▸ Dataset content
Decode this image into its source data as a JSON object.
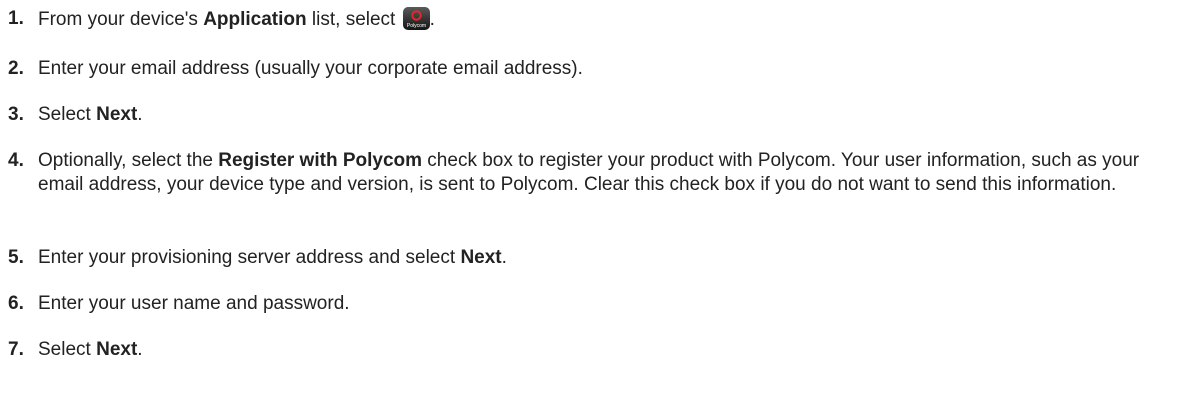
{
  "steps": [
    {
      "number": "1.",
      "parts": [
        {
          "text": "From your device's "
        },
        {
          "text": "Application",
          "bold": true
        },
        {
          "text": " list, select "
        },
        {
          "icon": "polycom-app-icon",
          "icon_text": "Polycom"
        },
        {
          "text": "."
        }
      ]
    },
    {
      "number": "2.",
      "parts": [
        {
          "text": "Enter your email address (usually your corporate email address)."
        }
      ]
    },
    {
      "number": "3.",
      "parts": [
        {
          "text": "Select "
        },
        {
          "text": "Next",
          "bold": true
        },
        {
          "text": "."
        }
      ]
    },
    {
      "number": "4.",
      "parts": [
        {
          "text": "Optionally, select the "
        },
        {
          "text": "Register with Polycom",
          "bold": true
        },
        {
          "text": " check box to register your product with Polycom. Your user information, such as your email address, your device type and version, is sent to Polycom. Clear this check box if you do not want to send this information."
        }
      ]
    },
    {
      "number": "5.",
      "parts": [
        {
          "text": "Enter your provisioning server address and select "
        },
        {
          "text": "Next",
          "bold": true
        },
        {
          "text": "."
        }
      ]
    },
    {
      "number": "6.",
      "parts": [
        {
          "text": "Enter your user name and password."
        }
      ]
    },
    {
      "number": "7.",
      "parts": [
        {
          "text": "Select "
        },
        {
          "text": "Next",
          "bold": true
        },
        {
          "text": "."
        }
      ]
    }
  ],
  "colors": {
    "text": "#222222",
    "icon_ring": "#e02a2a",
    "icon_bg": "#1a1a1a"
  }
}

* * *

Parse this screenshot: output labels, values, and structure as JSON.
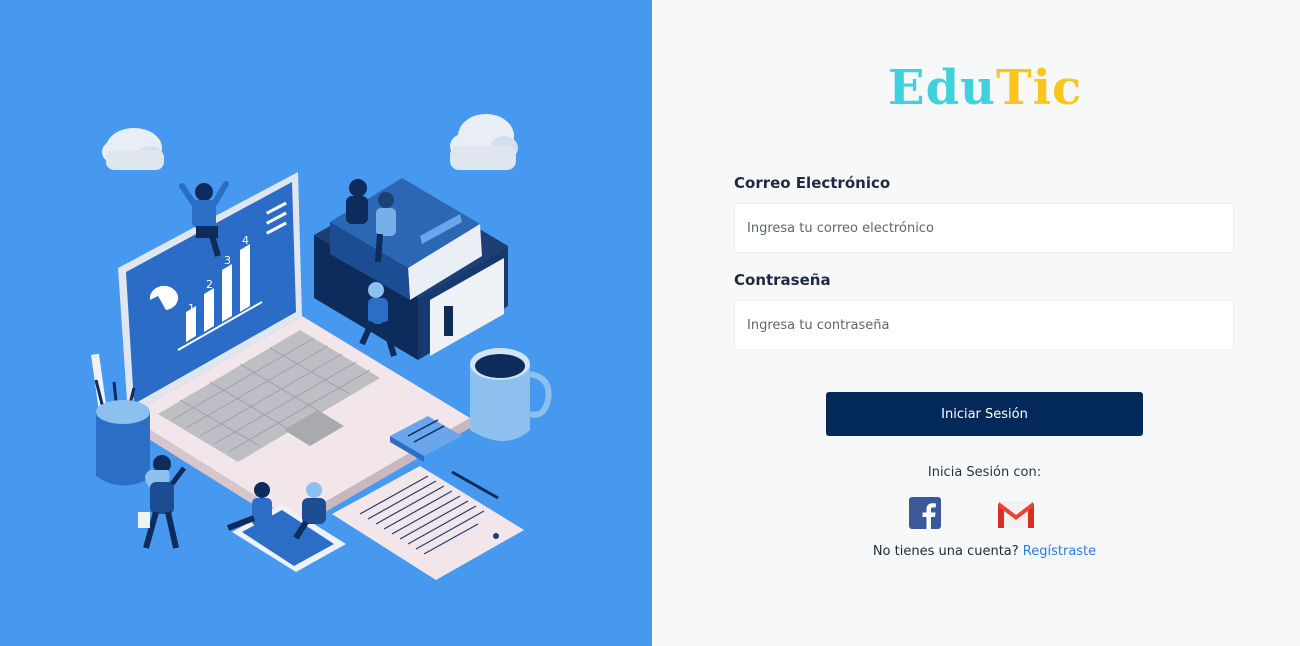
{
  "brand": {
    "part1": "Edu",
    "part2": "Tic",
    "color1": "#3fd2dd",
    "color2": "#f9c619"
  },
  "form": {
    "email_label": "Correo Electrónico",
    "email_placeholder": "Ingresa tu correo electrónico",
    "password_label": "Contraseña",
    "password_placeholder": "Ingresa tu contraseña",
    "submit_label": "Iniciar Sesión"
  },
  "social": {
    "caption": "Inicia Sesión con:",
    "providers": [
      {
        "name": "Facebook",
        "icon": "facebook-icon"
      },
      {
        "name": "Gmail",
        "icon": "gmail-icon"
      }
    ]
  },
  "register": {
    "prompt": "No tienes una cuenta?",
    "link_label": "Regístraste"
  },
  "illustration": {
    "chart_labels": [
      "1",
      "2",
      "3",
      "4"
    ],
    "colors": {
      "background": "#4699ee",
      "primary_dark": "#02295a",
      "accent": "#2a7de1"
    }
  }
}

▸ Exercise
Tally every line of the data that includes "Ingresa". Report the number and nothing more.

▸ Answer for the task
2